Are you ready for this? This wreath is an imposter. A faker. A complete pretender.
One of the jobs my sister had for my mom and I while we were in Cleveland was to take a pitiful craft store Christmas wreath and turn it into the bell of the ball. We did it for zero dollars and I’m going to show you how. Get ready to have your mind blown.
But first, I want to let you in on a little secret. Come closer, because I’m going to whisper it. The Christmas wreaths from the craft store DO NOT LOOK REAL. I know. I know. It’s a hard truth to swallow. But truth it is, and doors everywhere deserve better this holiday season. So, let’s get started.
You’re going to need a few things to make this miracle transformation happen, so first grab a sad craft store wreath.
Next, wander your neighborhood during the day looking for REAL evergreen trees. Look for different varieties with different needle/branch types.
I just rocked your world, right? You’re actually going to use the real stuff to make the fake stuff look better. While you’re digesting that information, go get your black sweatshirt and pruning clippers and wait until it’s dark out so you can give the vegetation you’ve scouted out a much needed hair cut.
Mind blown again? I am actually proposing that you go out in the dark dressed like a thief and cut greenery that doesn’t belong to you. Don’t hack off large branches. That would be wrong. Just prune small ends. I’ve been doing this with my mom since I was in high school. It’s the reason our house was always full of fresh greenery at Christmas time. Little elves trimming trees. Can we still be friends?
For this tutorial I gathered the following:
- Shortleaf Pine
- Leland Cyprus
- A sad, sad craft store wreath
- pinecones laying on the ground
Before you add anything to the wreath, you’ve got to “fluff” it like you would an artificial Christmas tree. Don’t hang it up straight out of the basement storage. Nothing says sad like a wreath with all its needles squished in unnatural positions. Attack the wreath, straightening every limb until its full, but still very fake looking.
Now you’re going to start adding real greenery. The great thing about using a fake wreath as a base is that it acts like a cage for all the things you add in. I didn’t wire any of it together – I just tucked things in snugly.
I started with the Leland Cypress branches, adding them all the way around the wreath, making sure they were all facing in the same direction until I felt like it was enough. I think the wreath already looks ten times better by just doing this one step!

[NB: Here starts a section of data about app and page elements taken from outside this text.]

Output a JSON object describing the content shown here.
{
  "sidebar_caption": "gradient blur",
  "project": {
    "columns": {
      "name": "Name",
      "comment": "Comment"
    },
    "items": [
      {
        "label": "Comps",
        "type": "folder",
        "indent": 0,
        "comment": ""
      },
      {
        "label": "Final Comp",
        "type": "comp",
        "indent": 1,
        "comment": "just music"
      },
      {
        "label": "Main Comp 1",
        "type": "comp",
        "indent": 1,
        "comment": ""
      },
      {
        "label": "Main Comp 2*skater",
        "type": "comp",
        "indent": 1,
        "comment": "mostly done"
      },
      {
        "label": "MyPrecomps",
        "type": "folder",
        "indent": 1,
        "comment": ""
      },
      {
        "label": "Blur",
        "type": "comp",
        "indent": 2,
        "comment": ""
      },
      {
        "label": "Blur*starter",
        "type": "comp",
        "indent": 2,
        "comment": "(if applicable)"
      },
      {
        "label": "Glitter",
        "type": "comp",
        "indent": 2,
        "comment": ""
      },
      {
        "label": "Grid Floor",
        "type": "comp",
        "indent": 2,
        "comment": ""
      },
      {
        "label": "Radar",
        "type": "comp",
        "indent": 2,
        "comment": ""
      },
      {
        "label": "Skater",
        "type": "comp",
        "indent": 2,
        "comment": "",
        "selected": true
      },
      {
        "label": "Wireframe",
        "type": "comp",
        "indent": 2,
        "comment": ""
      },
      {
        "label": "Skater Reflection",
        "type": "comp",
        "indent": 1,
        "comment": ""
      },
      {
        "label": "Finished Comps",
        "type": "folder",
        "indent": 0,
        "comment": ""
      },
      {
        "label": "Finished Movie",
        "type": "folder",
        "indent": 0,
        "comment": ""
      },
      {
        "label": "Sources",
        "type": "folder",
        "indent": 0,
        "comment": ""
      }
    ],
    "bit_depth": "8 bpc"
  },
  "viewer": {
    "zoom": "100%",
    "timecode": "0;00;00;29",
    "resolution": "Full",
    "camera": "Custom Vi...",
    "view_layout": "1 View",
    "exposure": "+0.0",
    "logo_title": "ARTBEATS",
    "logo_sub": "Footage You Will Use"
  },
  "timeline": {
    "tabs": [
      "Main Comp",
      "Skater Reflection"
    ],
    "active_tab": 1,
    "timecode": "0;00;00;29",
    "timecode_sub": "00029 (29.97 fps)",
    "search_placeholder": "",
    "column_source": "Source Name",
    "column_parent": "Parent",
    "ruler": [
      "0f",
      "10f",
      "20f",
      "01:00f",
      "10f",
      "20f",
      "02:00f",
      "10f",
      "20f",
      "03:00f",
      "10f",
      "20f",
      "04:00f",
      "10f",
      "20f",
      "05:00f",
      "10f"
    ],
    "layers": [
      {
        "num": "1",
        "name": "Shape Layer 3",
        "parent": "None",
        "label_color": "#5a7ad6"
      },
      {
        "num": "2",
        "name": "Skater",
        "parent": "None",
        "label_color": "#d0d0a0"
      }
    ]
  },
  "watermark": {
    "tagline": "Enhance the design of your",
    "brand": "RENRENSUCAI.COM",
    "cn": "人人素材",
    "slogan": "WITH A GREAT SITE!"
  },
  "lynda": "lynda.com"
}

Next I was ready to add my Shortleaf Pine branches. These are my favorite. I love the long needles. The branches are very sappy though, so I always make sure to have some “Goo Gone” handy for clean up.
I followed the same process with these branches, just adding them into the wreath all the way around and facing in the same direction. I had enough to add a layer to the outside of the wreath and then a few on the inside circle as well. Now my sad little craft store wreath looks so plump and dare I say, luscious! Again, you could hang this baby up at this point and it would be a vast improvement from the where it started.
But I’m going to add just a few more layers of texture. Ooh, I love texture. I clipped the Magnolia branch into two pieces and tucked it into the wreath. I made sure some of the leaf backsides were showing because they are a gorgeous, brown and velvety.
Then I grouped the pinecones in twos and wired them together since they didn’t have a long branch or stem I could insert into the wreath.
My wreath only needed one more thing – a burlap bow! Then it was ready to hang from the light between my garage doors. Now, I want you to look at it and tell me – does it look like a sad little craft store wreath? There is very little of the original wreath showing. It is the filler and the real greenery is the showcase.
It took me more time to write this blog post than it did to make this wreath! It is so easy and can make such a beautiful statement on your front door or home during the holidays. It won’t last forever, but I’ll just pull all of the real stuff out at the end of the season and do it again next year.
I dare you to give your craft store wreath a makeover. Let me know if you do!
PS. On my sister’s wreath we also added dried hydrangeas and hemlock branches. Everything we added to her wreath was found IN HER OWN YARD!